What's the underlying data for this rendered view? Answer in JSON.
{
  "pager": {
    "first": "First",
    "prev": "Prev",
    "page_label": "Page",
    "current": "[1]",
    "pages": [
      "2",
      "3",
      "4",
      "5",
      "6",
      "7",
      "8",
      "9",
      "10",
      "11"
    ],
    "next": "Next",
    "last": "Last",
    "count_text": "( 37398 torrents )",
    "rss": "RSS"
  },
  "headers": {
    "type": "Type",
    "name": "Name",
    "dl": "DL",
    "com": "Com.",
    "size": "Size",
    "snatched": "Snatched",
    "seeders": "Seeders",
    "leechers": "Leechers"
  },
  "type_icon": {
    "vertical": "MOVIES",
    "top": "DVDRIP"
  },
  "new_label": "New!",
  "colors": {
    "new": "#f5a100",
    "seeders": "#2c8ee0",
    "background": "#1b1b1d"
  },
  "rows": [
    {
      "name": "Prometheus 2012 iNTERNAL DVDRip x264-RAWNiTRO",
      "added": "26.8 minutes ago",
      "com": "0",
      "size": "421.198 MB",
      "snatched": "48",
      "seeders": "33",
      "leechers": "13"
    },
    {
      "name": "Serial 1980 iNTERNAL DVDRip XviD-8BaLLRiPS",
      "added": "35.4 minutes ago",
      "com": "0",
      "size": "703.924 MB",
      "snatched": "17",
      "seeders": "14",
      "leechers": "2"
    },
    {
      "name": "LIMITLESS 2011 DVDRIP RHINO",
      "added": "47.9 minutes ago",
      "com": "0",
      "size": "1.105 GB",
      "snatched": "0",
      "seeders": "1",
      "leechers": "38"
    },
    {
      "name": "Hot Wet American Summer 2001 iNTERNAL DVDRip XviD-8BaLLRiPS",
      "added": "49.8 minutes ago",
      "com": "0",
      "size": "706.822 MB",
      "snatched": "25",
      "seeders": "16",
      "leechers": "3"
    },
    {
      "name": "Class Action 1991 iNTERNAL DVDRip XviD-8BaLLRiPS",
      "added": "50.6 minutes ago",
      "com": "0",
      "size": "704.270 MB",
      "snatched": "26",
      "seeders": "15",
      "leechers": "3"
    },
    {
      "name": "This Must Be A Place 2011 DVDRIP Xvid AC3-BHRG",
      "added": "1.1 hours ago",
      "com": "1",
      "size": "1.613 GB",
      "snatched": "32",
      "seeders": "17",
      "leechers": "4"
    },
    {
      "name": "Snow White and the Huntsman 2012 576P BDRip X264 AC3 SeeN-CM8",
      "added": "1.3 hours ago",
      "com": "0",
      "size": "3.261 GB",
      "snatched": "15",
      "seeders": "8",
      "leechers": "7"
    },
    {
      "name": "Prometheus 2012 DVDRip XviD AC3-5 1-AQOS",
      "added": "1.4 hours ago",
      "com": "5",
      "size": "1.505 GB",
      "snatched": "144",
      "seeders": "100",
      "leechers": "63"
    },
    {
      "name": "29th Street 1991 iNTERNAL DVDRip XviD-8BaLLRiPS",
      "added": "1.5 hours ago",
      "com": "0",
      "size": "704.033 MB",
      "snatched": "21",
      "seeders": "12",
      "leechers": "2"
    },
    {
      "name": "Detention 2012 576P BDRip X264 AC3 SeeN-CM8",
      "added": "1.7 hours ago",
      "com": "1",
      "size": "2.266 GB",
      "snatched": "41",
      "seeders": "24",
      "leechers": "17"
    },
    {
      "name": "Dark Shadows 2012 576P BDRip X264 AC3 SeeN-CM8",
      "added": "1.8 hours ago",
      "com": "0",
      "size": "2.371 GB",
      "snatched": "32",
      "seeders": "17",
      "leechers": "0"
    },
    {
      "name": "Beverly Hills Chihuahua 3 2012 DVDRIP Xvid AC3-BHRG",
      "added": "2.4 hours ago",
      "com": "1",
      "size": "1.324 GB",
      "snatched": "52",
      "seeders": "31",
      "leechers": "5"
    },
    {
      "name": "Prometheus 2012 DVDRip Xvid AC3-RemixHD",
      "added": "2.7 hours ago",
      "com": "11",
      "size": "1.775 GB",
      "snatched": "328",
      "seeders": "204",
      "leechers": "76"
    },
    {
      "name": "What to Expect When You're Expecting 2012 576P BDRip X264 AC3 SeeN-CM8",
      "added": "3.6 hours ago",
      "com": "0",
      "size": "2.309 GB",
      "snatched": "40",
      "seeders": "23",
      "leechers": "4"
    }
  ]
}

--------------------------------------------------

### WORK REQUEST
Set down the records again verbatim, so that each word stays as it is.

### EXERCISE RESPONSE
What's the underlying data for this rendered view? Answer in JSON.
{
  "pager": {
    "first": "First",
    "prev": "Prev",
    "page_label": "Page",
    "current": "[1]",
    "pages": [
      "2",
      "3",
      "4",
      "5",
      "6",
      "7",
      "8",
      "9",
      "10",
      "11"
    ],
    "next": "Next",
    "last": "Last",
    "count_text": "( 37398 torrents )",
    "rss": "RSS"
  },
  "headers": {
    "type": "Type",
    "name": "Name",
    "dl": "DL",
    "com": "Com.",
    "size": "Size",
    "snatched": "Snatched",
    "seeders": "Seeders",
    "leechers": "Leechers"
  },
  "type_icon": {
    "vertical": "MOVIES",
    "top": "DVDRIP"
  },
  "new_label": "New!",
  "colors": {
    "new": "#f5a100",
    "seeders": "#2c8ee0",
    "background": "#1b1b1d"
  },
  "rows": [
    {
      "name": "Prometheus 2012 iNTERNAL DVDRip x264-RAWNiTRO",
      "added": "26.8 minutes ago",
      "com": "0",
      "size": "421.198 MB",
      "snatched": "48",
      "seeders": "33",
      "leechers": "13"
    },
    {
      "name": "Serial 1980 iNTERNAL DVDRip XviD-8BaLLRiPS",
      "added": "35.4 minutes ago",
      "com": "0",
      "size": "703.924 MB",
      "snatched": "17",
      "seeders": "14",
      "leechers": "2"
    },
    {
      "name": "LIMITLESS 2011 DVDRIP RHINO",
      "added": "47.9 minutes ago",
      "com": "0",
      "size": "1.105 GB",
      "snatched": "0",
      "seeders": "1",
      "leechers": "38"
    },
    {
      "name": "Hot Wet American Summer 2001 iNTERNAL DVDRip XviD-8BaLLRiPS",
      "added": "49.8 minutes ago",
      "com": "0",
      "size": "706.822 MB",
      "snatched": "25",
      "seeders": "16",
      "leechers": "3"
    },
    {
      "name": "Class Action 1991 iNTERNAL DVDRip XviD-8BaLLRiPS",
      "added": "50.6 minutes ago",
      "com": "0",
      "size": "704.270 MB",
      "snatched": "26",
      "seeders": "15",
      "leechers": "3"
    },
    {
      "name": "This Must Be A Place 2011 DVDRIP Xvid AC3-BHRG",
      "added": "1.1 hours ago",
      "com": "1",
      "size": "1.613 GB",
      "snatched": "32",
      "seeders": "17",
      "leechers": "4"
    },
    {
      "name": "Snow White and the Huntsman 2012 576P BDRip X264 AC3 SeeN-CM8",
      "added": "1.3 hours ago",
      "com": "0",
      "size": "3.261 GB",
      "snatched": "15",
      "seeders": "8",
      "leechers": "7"
    },
    {
      "name": "Prometheus 2012 DVDRip XviD AC3-5 1-AQOS",
      "added": "1.4 hours ago",
      "com": "5",
      "size": "1.505 GB",
      "snatched": "144",
      "seeders": "100",
      "leechers": "63"
    },
    {
      "name": "29th Street 1991 iNTERNAL DVDRip XviD-8BaLLRiPS",
      "added": "1.5 hours ago",
      "com": "0",
      "size": "704.033 MB",
      "snatched": "21",
      "seeders": "12",
      "leechers": "2"
    },
    {
      "name": "Detention 2012 576P BDRip X264 AC3 SeeN-CM8",
      "added": "1.7 hours ago",
      "com": "1",
      "size": "2.266 GB",
      "snatched": "41",
      "seeders": "24",
      "leechers": "17"
    },
    {
      "name": "Dark Shadows 2012 576P BDRip X264 AC3 SeeN-CM8",
      "added": "1.8 hours ago",
      "com": "0",
      "size": "2.371 GB",
      "snatched": "32",
      "seeders": "17",
      "leechers": "0"
    },
    {
      "name": "Beverly Hills Chihuahua 3 2012 DVDRIP Xvid AC3-BHRG",
      "added": "2.4 hours ago",
      "com": "1",
      "size": "1.324 GB",
      "snatched": "52",
      "seeders": "31",
      "leechers": "5"
    },
    {
      "name": "Prometheus 2012 DVDRip Xvid AC3-RemixHD",
      "added": "2.7 hours ago",
      "com": "11",
      "size": "1.775 GB",
      "snatched": "328",
      "seeders": "204",
      "leechers": "76"
    },
    {
      "name": "What to Expect When You're Expecting 2012 576P BDRip X264 AC3 SeeN-CM8",
      "added": "3.6 hours ago",
      "com": "0",
      "size": "2.309 GB",
      "snatched": "40",
      "seeders": "23",
      "leechers": "4"
    }
  ]
}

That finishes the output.